List of Numbered Roads in Essex County

List Of Numbered Roads In Essex County

This page lists all of the numbered county roads in Essex County, Ontario.

Note 1: In Essex County, odd-numbered roads are North-South, increasing in number to the east. Even-numbered roads are GENERALLY east-west roads, increasing in number to the south, but there are exceptions to the rules. County Roads are also no longer signed within the City Limits of Windsor.
Note 2: In Essex County, there are several roads named "Malden Road", and are not related or connected directly to each other.
Note 3: The Essex By-Pass (Current Highway 3) was built in stages, from 1977 to 1981. The first stage was to just south of Essex, where it was routed along Malden Road to its former alignment (Now CR 34). It was extended to Ruthven in 1981, and then routed around Leamington in 1997.
Note 4: In 2002, the City of Windsor annexed a large portion of the Town of Tecumseh. Portions of several county roads lost their status as county roads and only exist in name. It is expected that the roads will be renamed in the future.

Read more about List Of Numbered Roads In Essex County:  Current County Roads, Former County Roads, Windsor Suburban Roads, County Road 2, County Road 3, County Road 8, County Road 19, County Road 22, County Road 34, County Road 42, County Road 46, Pike Creek Bypass

Other articles related to "list of numbered roads in essex county, road, essex county":

List Of Numbered Roads In Essex County - Pike Creek Bypass - History
... traffic along the former Highway 39 alignment (now Tecumseh Road/County Road 2) ... Highway 2 would be decommissioned in 1998, however, and redesignated as Essex County Road 22 ... Aside from a brief segment east from Manning Road for about 1 km, the road is entirely 2-lanes and without store and house accesses (it was built as a two-lane expressway, and only has access at ...

Famous quotes containing the words list of, county, essex, list and/or roads:

    Religious literature has eminent examples, and if we run over our private list of poets, critics, philanthropists and philosophers, we shall find them infected with this dropsy and elephantiasis, which we ought to have tapped.
    Ralph Waldo Emerson (1803–1882)

    Don’t you know there are 200 temperance women in this county who control 200 votes. Why does a woman work for temperance? Because she’s tired of liftin’ that besotted mate of hers off the floor every Saturday night and puttin’ him on the sofa so he won’t catch cold. Tonight we’re for temperance. Help yourself to them cloves and chew them, chew them hard. We’re goin’ to that festival tonight smelling like a hot mince pie.
    Laurence Stallings (1894–1968)

    The unknown always seems unbelievable, Lucas.
    —Harry Essex (b. 1910)

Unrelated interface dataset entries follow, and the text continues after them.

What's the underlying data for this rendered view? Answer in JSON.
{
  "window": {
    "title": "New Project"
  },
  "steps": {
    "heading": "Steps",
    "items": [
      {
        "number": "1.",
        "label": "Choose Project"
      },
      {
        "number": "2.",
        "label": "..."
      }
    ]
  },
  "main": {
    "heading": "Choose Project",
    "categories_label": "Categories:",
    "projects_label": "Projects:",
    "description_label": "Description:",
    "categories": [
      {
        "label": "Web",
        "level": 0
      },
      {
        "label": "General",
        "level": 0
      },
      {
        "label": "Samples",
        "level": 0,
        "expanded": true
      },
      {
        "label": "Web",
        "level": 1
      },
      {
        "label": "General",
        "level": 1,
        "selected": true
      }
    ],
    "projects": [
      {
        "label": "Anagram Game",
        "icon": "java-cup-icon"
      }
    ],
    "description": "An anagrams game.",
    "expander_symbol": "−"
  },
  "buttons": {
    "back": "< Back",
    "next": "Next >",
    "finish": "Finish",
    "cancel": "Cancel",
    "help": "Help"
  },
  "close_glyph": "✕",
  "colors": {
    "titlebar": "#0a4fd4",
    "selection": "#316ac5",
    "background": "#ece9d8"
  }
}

    Shea—they call him Scholar Jack—
    Went down the list of the dead.
    Officers, seamen, gunners, marines,
    The crews of the gig and yawl,
    The bearded man and the lad in his teens,
    Carpenters, coal-passers—all.
    Joseph I. C. Clarke (1846–1925)

    Two roads diverged in a wood, and I—
    I took the one less traveled by,
    And that has made all the difference.
    Robert Frost (1874–1963)